Somewhere inside the film “Extraordinary Measures” is indeed an extraordinary story, but the finished product on display is marred by a feeble screenplay, weak acting, and a lack of genuine drama. For an average “Disease of the Week,” film we can always turn to the Lifetime channel. But this story has merit, so it’s a shame it isn’t a stronger adaptation of the true events that inspired it.
Brendan Fraser and Keri Russell star as John and Aileen Crowley, parents of two young children suffering from a genetic form of muscular dystrophy called Pompe disease, which claims the lives of its victims in their childhood. When one of the children nearly dies, John gets serious about finding a cure. He quits his successful job and drives to Nebraska to make a plea to a university biochemist, Dr. Robert Stonehill (Harrison Ford), who has some cutting edge theories about a cure.
The Crowleys form a foundation to raise the money necessary to pursue the research, which eventually leads to Dr. Stonehill getting his own lab, and then selling the resulting drug to a major pharmaceutical manufacturer.
Trouble is, the movie skims the surface of these major challenges, which on their own could have been developed into tension-filled plotlines or even standalone movies. The screenplay never demonstrates any of the arduous difficulties the Crowleys must surely have confronted as parents of kids with serious, disabling maladies.
Brendan Fraser can’t inhabit his role as the uber determined father-his dramatic moments seem forced and even on occasion oddly goofy. He needs to get past the slight roles of his most recent films like “Inkheart” and “Journey to the Center of the Earth,” and his few moments in “Crash” intimated some potential for more serious work, here he’s not up to it here. As for the legendary Ford, he continues to have problems choosing good scripts that allow him to successfully transition to the noble, elderly statesman like Paul Newman did so well in “The Verdict” and “Road to Perdition.” Here, Ford’s character is easily the most interesting of the leads, but he winds up merely seeming crotchety.

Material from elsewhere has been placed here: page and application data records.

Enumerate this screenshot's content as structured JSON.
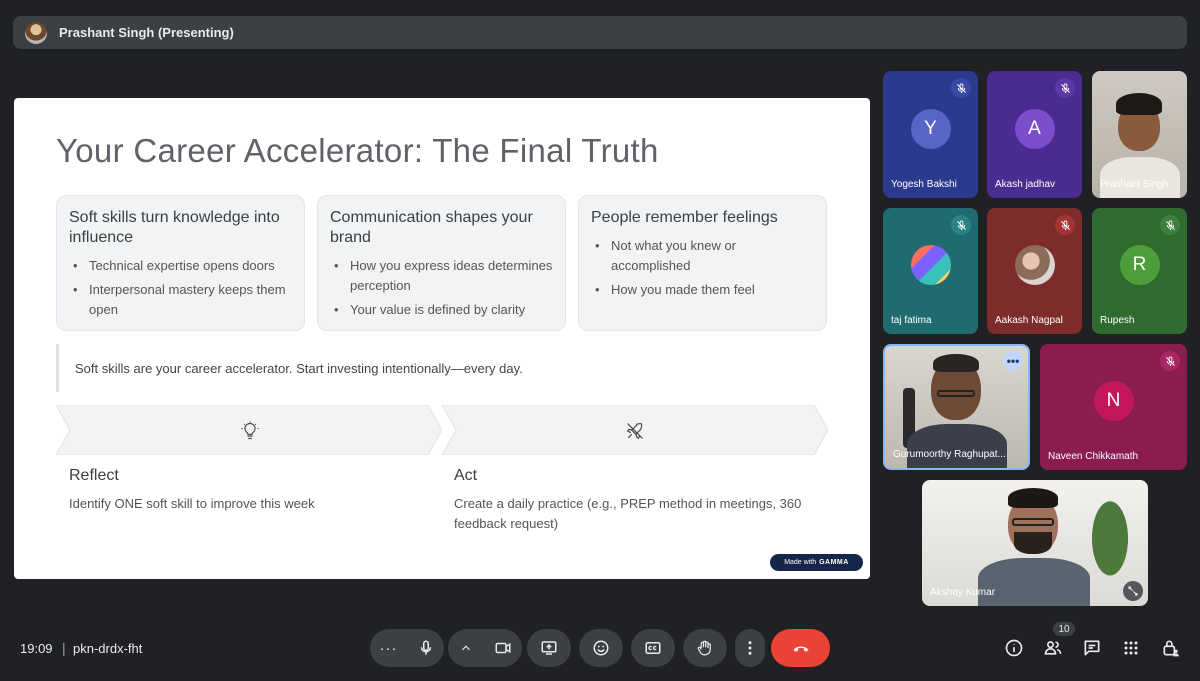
{
  "presenter": {
    "label": "Prashant Singh (Presenting)"
  },
  "slide": {
    "title": "Your Career Accelerator: The Final Truth",
    "cards": [
      {
        "title": "Soft skills turn knowledge into influence",
        "bullets": [
          "Technical expertise opens doors",
          "Interpersonal mastery keeps them open"
        ]
      },
      {
        "title": "Communication shapes your brand",
        "bullets": [
          "How you express ideas determines perception",
          "Your value is defined by clarity"
        ]
      },
      {
        "title": "People remember feelings",
        "bullets": [
          "Not what you knew or accomplished",
          "How you made them feel"
        ]
      }
    ],
    "quote": "Soft skills are your career accelerator. Start investing intentionally—every day.",
    "steps": [
      {
        "icon": "lightbulb-icon",
        "title": "Reflect",
        "desc": "Identify ONE soft skill to improve this week"
      },
      {
        "icon": "rocket-icon",
        "title": "Act",
        "desc": "Create a daily practice (e.g., PREP method in meetings, 360 feedback request)"
      }
    ],
    "badge_made": "Made with",
    "badge_brand": "GAMMA"
  },
  "participants": [
    {
      "name": "Yogesh Bakshi",
      "initial": "Y",
      "muted": true,
      "bg": "#2b3a8c",
      "avatar_bg": "#5865c6"
    },
    {
      "name": "Akash jadhav",
      "initial": "A",
      "muted": true,
      "bg": "#4a2c91",
      "avatar_bg": "#7c4dcc"
    },
    {
      "name": "Prashant Singh",
      "muted": false
    },
    {
      "name": "taj fatima",
      "muted": true,
      "bg": "#1f6b6e"
    },
    {
      "name": "Aakash Nagpal",
      "muted": true,
      "bg": "#7d2b2b"
    },
    {
      "name": "Rupesh",
      "initial": "R",
      "muted": true,
      "bg": "#2f6b2f",
      "avatar_bg": "#4f9e3c"
    },
    {
      "name": "Gurumoorthy Raghupat...",
      "muted": false,
      "more": "•••"
    },
    {
      "name": "Naveen Chikkamath",
      "initial": "N",
      "muted": true,
      "bg": "#8b1c50",
      "avatar_bg": "#c2185b"
    },
    {
      "name": "Akshay Kumar",
      "muted": false
    }
  ],
  "meeting": {
    "time": "19:09",
    "separator": "|",
    "code": "pkn-drdx-fht"
  },
  "people_count": "10",
  "colors": {
    "background": "#202124",
    "control": "#3c4043",
    "end_call": "#ea4335",
    "accent_blue": "#8ab4f8"
  }
}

Russell’s faithful wife role affords little depth or opportunity to shine beyond crying at all the right times.
When a minor role, performed by a journeyman actor (in this case the excellent Jared Harris, son of the late Sir Richard) upstages the other superstar actors, something is amiss.
The cast, at least on paper, indeed has firepower. But despite a heart-tugging story, “Extraordinary Measures” is a misfire and better suited to afternoon cable.
Rated PG for thematic material, language and a mild suggestive moment.